--- Exercise inputs Enclosed Below ---

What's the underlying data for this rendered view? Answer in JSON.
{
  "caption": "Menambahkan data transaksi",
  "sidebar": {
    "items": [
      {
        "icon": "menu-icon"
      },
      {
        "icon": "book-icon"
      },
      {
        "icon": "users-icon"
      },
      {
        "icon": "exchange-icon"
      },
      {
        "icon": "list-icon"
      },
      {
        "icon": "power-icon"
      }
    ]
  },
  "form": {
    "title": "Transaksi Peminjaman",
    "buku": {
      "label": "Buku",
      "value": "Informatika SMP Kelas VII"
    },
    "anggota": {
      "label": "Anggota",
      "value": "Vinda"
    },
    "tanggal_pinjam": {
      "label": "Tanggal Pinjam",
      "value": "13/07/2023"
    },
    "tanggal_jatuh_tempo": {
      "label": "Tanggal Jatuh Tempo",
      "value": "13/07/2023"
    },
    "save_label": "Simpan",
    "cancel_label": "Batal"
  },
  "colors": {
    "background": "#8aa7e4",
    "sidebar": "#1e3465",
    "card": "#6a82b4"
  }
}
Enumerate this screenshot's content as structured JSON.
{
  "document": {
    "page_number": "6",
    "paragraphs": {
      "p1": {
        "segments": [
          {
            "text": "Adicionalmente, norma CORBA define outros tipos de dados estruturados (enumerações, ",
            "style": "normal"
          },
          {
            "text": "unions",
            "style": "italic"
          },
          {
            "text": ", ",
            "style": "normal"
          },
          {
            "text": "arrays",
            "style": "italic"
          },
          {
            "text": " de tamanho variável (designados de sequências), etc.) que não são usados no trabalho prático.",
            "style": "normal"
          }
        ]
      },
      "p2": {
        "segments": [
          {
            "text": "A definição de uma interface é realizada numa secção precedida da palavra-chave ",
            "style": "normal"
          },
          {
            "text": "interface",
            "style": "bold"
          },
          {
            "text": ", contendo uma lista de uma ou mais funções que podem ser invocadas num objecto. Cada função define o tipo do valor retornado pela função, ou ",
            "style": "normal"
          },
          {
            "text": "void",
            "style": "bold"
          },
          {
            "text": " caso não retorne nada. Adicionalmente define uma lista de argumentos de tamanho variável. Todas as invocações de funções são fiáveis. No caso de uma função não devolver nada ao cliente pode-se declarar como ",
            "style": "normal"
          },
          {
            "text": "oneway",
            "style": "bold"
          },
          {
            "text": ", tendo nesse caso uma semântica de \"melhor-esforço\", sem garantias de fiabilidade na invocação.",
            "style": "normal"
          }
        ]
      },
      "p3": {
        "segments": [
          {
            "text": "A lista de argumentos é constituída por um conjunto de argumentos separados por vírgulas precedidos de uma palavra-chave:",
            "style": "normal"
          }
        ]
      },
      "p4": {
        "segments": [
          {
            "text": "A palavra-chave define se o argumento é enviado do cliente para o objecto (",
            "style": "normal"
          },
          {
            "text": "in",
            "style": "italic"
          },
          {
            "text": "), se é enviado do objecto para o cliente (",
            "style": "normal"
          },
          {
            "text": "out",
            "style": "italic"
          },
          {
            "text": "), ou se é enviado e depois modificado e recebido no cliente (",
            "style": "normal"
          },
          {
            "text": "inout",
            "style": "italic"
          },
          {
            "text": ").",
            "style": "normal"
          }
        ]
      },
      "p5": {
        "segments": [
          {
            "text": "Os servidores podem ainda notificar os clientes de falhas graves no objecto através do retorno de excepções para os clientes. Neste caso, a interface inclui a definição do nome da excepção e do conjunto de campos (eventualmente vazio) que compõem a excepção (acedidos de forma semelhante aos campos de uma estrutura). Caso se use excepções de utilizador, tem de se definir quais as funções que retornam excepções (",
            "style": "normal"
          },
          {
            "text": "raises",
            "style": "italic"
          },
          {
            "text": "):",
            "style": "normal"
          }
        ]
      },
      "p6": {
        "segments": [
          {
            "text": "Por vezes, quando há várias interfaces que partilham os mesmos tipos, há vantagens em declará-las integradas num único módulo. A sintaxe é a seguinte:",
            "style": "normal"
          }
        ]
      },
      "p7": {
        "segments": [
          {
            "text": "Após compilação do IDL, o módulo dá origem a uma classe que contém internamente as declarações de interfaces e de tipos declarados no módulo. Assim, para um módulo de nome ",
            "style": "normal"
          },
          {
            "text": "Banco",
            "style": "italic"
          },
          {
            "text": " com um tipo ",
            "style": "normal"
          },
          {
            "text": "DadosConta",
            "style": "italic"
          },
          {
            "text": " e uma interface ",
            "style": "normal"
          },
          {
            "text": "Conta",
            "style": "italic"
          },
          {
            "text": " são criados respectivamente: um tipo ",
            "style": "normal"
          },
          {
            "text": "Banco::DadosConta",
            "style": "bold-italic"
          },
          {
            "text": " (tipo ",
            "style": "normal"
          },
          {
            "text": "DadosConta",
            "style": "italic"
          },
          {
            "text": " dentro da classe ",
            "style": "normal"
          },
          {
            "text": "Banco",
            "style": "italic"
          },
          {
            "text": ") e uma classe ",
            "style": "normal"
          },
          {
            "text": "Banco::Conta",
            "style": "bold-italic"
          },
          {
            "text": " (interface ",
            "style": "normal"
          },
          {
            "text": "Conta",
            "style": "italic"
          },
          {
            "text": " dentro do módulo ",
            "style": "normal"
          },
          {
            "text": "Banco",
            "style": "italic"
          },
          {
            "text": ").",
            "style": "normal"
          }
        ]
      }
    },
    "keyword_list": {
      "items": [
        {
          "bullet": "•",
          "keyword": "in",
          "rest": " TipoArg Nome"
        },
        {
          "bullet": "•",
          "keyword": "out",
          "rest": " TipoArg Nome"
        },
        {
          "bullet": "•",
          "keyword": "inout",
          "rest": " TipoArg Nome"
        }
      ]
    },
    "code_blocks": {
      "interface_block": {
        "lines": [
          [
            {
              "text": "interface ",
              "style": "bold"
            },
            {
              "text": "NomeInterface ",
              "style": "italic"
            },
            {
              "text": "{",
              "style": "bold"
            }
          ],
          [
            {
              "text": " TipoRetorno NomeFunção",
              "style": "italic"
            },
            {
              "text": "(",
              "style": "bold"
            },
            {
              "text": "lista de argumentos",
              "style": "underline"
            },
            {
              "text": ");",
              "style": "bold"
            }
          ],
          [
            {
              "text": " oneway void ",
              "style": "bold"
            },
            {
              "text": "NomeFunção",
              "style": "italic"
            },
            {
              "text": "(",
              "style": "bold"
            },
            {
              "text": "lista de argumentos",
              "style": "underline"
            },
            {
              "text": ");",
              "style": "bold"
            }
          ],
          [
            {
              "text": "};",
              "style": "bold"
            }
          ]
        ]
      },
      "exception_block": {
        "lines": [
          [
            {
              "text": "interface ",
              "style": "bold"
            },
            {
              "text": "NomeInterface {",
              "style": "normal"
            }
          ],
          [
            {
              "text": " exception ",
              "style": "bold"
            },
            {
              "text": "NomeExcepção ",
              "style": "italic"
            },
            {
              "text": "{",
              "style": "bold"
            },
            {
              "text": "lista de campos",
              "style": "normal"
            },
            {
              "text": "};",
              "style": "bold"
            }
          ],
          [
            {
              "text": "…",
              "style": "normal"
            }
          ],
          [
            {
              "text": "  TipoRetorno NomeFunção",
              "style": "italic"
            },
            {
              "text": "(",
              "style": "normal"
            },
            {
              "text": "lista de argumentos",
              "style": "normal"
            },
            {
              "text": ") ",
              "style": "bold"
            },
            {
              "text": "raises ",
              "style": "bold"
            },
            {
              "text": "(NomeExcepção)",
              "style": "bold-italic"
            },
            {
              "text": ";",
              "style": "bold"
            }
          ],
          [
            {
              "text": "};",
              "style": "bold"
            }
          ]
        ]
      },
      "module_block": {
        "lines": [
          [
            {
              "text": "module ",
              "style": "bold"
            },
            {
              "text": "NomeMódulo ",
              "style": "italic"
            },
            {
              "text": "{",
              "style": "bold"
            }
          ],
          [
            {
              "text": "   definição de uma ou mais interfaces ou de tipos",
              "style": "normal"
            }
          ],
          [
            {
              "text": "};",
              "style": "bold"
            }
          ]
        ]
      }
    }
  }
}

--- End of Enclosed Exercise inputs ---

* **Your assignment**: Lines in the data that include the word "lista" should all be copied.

* **Answer section**:
            "text": ", contendo uma lista de uma ou mais funções que podem ser invocadas num objecto. Cada função define o tipo do valor retornado pela função, ou ",
            "text": " caso não retorne nada. Adicionalmente define uma lista de argumentos de tamanho variável. Todas as invocações de funções são fiáveis. No caso de uma função não devolver nada ao cliente pode-se declarar como ",
            "text": "A lista de argumentos é constituída por um conjunto de argumentos separados por vírgulas precedidos de uma palavra-chave:",
              "text": "lista de argumentos",
              "text": "lista de argumentos",
              "text": "lista de campos",
              "text": "lista de argumentos",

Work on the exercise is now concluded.